Connor has to have been misquoted here or the journalists left out a couple of subsequent clarifying sentences. The error is in the press release. Oh dear.


*Note that I've been citing -0.44: mean elasticity across all the estimates is -0.51, but Wagenaar gives -0.44 for total alcohol after adjustment for study characteristics.

** In particular, arguments around increasing the price of the lowest-cost products in Australia, where the WET means that cask wine can be very cheap, just don't translate to the New Zealand environment where we already have a tiered volumetric excise regime. I also am far more sceptical of results coming from Sheffield's simulation work than they seem to be.


  1. Isn't it a price elasticity of demand of 1.6 not 1.16? Even further from what the evidence suggests

  2. Yes. Stumblefingers. Will fix when at a proper computer.

  3. Good post. Two points: 1. Whatever the total price elasticity of alcohol, since alcoholism is defined as an addiction, it would be highly counter-intuitive (to put it mildly!) to suggest that alcoholics would be more price-sensitive than moderate drinkers. To support such a proposition, you would certainly need some evidence, which, as you point out, isn't there in the literature.

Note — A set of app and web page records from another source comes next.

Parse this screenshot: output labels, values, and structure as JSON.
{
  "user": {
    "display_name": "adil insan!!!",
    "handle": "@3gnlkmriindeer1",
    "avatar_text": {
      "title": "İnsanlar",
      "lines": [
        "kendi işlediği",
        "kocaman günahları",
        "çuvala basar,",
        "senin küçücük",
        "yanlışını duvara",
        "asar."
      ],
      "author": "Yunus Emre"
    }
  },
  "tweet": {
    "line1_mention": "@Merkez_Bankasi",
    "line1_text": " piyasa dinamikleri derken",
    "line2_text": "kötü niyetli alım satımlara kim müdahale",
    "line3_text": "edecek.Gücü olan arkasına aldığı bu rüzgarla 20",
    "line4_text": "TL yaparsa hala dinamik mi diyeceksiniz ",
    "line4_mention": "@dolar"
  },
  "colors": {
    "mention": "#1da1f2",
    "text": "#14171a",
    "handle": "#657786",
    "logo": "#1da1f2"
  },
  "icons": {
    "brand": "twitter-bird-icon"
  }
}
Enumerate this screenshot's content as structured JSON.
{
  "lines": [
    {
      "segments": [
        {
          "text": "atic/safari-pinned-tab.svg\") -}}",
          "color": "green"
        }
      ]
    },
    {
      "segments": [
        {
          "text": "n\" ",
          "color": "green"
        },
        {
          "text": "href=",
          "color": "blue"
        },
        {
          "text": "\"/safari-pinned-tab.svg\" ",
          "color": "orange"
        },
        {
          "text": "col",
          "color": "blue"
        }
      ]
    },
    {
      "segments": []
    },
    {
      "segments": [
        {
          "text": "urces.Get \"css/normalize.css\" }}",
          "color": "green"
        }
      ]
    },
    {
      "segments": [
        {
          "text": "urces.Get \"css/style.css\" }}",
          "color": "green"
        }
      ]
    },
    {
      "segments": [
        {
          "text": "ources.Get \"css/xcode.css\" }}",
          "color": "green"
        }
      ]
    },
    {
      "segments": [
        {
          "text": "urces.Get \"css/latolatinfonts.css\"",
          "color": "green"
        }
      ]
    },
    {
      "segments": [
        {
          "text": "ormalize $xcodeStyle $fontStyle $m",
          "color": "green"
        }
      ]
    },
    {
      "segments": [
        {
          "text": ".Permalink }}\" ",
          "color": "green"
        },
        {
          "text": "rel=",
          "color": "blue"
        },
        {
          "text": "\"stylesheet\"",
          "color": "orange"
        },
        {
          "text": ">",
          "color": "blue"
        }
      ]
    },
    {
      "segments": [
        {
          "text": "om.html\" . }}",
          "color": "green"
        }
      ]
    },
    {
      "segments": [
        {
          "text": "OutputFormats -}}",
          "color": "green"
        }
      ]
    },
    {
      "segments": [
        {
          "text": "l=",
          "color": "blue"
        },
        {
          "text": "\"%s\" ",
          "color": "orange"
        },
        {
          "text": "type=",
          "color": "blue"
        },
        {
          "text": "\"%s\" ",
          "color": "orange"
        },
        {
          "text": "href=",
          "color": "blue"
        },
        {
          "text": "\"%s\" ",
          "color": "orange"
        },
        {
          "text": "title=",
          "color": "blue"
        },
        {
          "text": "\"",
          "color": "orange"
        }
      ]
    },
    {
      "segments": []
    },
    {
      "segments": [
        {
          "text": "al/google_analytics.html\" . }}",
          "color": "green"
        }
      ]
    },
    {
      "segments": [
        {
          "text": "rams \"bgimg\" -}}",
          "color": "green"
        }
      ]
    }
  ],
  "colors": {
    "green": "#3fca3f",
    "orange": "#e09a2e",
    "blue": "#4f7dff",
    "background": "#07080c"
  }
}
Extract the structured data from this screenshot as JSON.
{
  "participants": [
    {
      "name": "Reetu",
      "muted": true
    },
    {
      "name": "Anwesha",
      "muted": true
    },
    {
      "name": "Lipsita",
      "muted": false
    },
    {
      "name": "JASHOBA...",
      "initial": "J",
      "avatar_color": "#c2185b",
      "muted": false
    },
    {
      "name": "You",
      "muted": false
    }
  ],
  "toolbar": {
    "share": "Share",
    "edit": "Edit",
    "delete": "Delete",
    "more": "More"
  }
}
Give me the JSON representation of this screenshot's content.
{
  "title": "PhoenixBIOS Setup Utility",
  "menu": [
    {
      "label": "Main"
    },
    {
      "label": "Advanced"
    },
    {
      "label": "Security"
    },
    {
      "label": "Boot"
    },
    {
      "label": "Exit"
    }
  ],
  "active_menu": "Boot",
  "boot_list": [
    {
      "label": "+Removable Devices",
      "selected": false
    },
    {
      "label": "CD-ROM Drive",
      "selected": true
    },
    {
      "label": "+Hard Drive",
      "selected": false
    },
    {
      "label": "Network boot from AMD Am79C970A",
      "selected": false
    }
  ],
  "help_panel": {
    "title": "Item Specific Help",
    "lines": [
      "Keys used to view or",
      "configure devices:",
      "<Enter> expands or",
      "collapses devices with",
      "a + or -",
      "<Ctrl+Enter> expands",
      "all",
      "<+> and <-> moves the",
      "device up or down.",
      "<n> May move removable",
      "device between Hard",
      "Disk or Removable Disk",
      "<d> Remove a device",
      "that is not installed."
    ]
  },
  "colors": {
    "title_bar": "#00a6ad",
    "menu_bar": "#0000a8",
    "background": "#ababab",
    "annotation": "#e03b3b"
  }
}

It is a lot more reasonable to expect that minimum prices or tax increases will reduce alcohol consumption from moderate drinkers (thus reducing their mostly harmless fun) much more than from problem drinkers. Sounds like poor policy. 2. I'm no expert on alcohol policy, but it seems like a lot of commentary on the issue seems to conflate two problems: binge drinking and alcoholism. While there is a lot of overlap, it seems that they are fundamentally two distinct things. The former is an acute issue of public order and safety (since it is a major cause of violent crime, car crashes not to mention spread of STDs, unplanned pregnancies etc.) whereas the latter is a more chronic health issue (affecting morbidity, labour force participation etc.). Eric -- what is your impression of which is the main focus of public policy discussion in NZ? And how do you think effective policies dealing with those two issues might differ?

  4. On 1: agreed.

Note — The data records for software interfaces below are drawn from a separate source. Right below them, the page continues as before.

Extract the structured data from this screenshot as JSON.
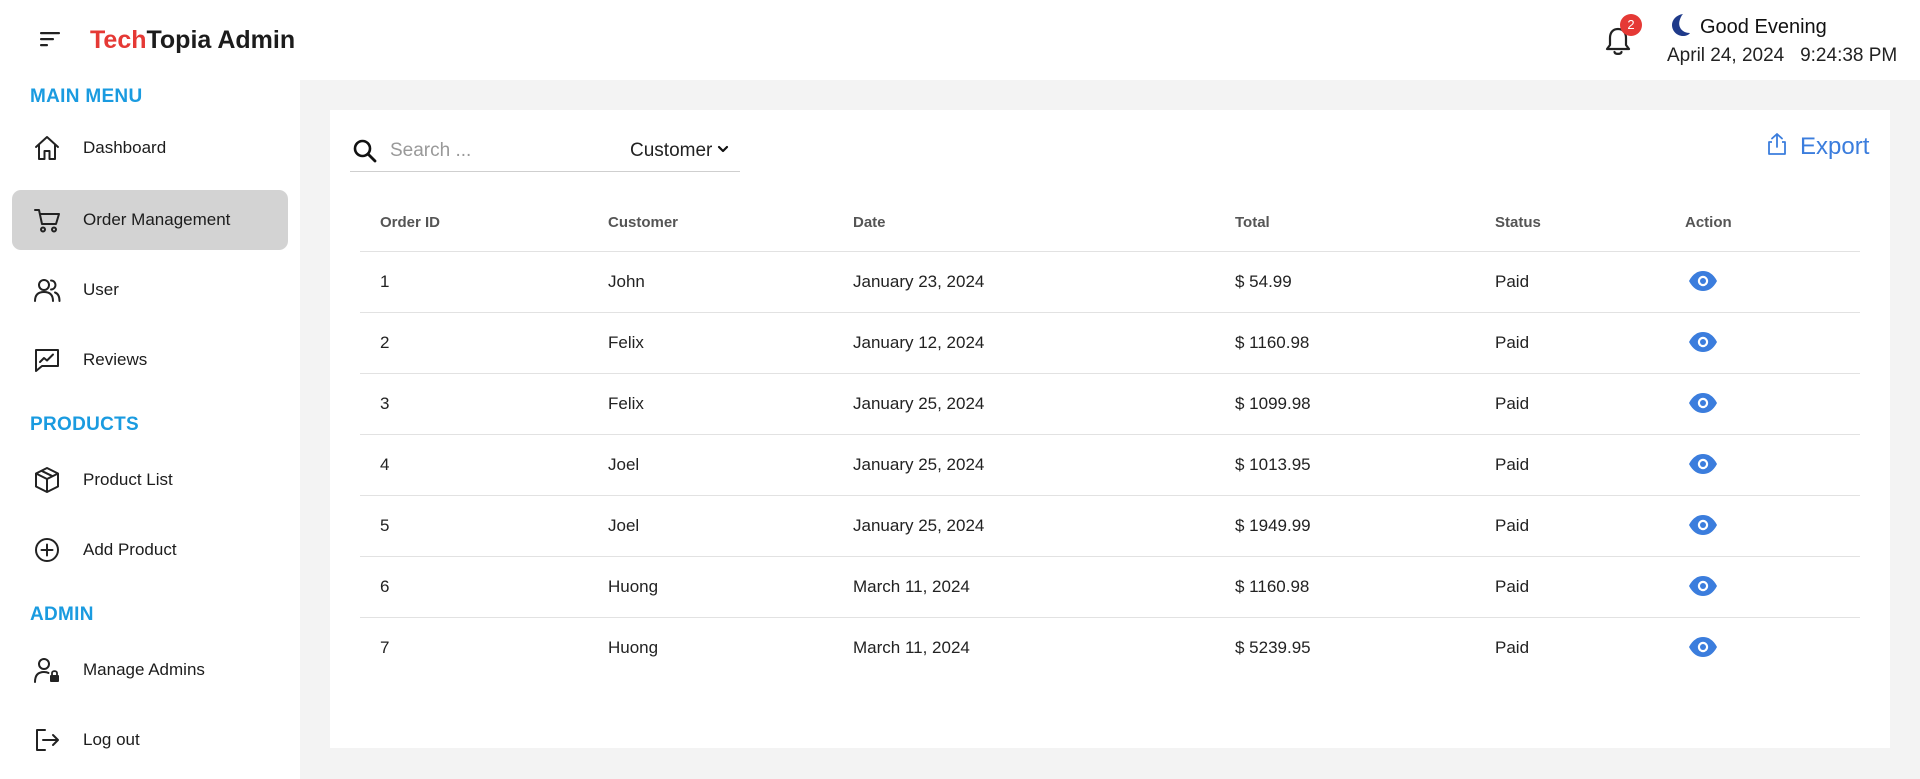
{
  "header": {
    "brand_accent": "Tech",
    "brand_rest": "Topia Admin",
    "notification_count": "2",
    "greeting": "Good Evening",
    "datetime": "April 24, 2024   9:24:38 PM"
  },
  "sidebar": {
    "sections": [
      {
        "title": "MAIN MENU"
      },
      {
        "title": "PRODUCTS"
      },
      {
        "title": "ADMIN"
      }
    ],
    "items": [
      {
        "label": "Dashboard",
        "icon": "home-icon"
      },
      {
        "label": "Order Management",
        "icon": "cart-icon",
        "active": true
      },
      {
        "label": "User",
        "icon": "users-icon"
      },
      {
        "label": "Reviews",
        "icon": "reviews-icon"
      },
      {
        "label": "Product List",
        "icon": "box-icon"
      },
      {
        "label": "Add Product",
        "icon": "plus-circle-icon"
      },
      {
        "label": "Manage Admins",
        "icon": "user-lock-icon"
      },
      {
        "label": "Log out",
        "icon": "logout-icon"
      }
    ]
  },
  "toolbar": {
    "search_placeholder": "Search ...",
    "filter_value": "Customer",
    "export_label": "Export"
  },
  "table": {
    "columns": [
      "Order ID",
      "Customer",
      "Date",
      "Total",
      "Status",
      "Action"
    ],
    "rows": [
      {
        "id": "1",
        "customer": "John",
        "date": "January 23, 2024",
        "total": "$ 54.99",
        "status": "Paid"
      },
      {
        "id": "2",
        "customer": "Felix",
        "date": "January 12, 2024",
        "total": "$ 1160.98",
        "status": "Paid"
      },
      {
        "id": "3",
        "customer": "Felix",
        "date": "January 25, 2024",
        "total": "$ 1099.98",
        "status": "Paid"
      },
      {
        "id": "4",
        "customer": "Joel",
        "date": "January 25, 2024",
        "total": "$ 1013.95",
        "status": "Paid"
      },
      {
        "id": "5",
        "customer": "Joel",
        "date": "January 25, 2024",
        "total": "$ 1949.99",
        "status": "Paid"
      },
      {
        "id": "6",
        "customer": "Huong",
        "date": "March 11, 2024",
        "total": "$ 1160.98",
        "status": "Paid"
      },
      {
        "id": "7",
        "customer": "Huong",
        "date": "March 11, 2024",
        "total": "$ 5239.95",
        "status": "Paid"
      }
    ]
  },
  "colors": {
    "brand_accent": "#e53935",
    "section_title": "#1a9be0",
    "link_blue": "#3b7ddd",
    "active_item_bg": "#d3d3d3",
    "moon": "#1f3a8a"
  }
}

    On 2: These get conflated in the studies as well; harmful or hazardous drinking categories will have a mix of binge drinkers who get into the category by virtue of binging and constant heavy drinkers.

    The problem for liberal policy is that while getting drunk increases the drinker's likelihood of committing crimes, driving drunk, or otherwise imposing costs on others, it's only probabilistic. We then have to weigh up the effectiveness of targeting externality-generating outcomes directly by doing things like criminalizing drink-driving or penalizing people who engage in externality-generating activities while drunk versus trying to address the behaviour that increases the risk of bad outcomes among some drinkers.

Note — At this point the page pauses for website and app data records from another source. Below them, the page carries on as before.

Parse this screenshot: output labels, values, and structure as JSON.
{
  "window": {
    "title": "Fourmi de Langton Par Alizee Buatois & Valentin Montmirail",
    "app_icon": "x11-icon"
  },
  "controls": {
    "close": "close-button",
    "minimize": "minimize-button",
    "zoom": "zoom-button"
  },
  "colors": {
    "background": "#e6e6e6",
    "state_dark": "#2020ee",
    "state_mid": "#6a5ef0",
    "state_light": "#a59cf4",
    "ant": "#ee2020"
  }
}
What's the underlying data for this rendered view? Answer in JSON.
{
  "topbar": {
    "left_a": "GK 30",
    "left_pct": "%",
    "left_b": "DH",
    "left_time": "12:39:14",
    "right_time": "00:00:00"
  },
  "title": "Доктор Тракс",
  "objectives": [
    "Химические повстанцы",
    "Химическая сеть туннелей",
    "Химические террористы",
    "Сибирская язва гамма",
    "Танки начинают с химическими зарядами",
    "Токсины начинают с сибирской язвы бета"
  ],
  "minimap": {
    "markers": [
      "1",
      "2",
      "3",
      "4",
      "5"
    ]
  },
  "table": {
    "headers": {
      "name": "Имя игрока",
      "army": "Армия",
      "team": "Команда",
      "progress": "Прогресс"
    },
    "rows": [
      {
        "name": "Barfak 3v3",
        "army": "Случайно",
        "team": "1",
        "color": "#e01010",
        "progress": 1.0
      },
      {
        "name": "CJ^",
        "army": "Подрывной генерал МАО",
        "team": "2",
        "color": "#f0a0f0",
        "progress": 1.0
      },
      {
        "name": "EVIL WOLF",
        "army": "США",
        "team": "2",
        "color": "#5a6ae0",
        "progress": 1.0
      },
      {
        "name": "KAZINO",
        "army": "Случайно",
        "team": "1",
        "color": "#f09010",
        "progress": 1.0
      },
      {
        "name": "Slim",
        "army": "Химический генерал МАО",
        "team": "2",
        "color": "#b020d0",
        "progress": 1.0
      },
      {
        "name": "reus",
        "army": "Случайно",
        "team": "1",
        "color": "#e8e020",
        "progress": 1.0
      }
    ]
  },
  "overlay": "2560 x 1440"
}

    I'm not sure that we've really tried hard enough in New Zealand at addressing the actual externality generating activities to give up on that side and go for things that might hit binge drinking. Heck, just going back to having drunk tanks with medical supervision for those drunk and disorderly could go a long way towards curbing problems.

    It's also hard to identify policies that curb binge drinking but that don't also penalize moderate drinkers who don't binge. Price measures hit everybody. One of the best direct measures - requiring that bars not serve those who are obviously intoxicated - also can push people to drinking where they're away from a bartender's supervision.

  5. Actually, the real elasticity is lower. Given the tendency to overinflate demand elasticities (publication bias), the elasticity is probably half of what Wagenaar claim it is.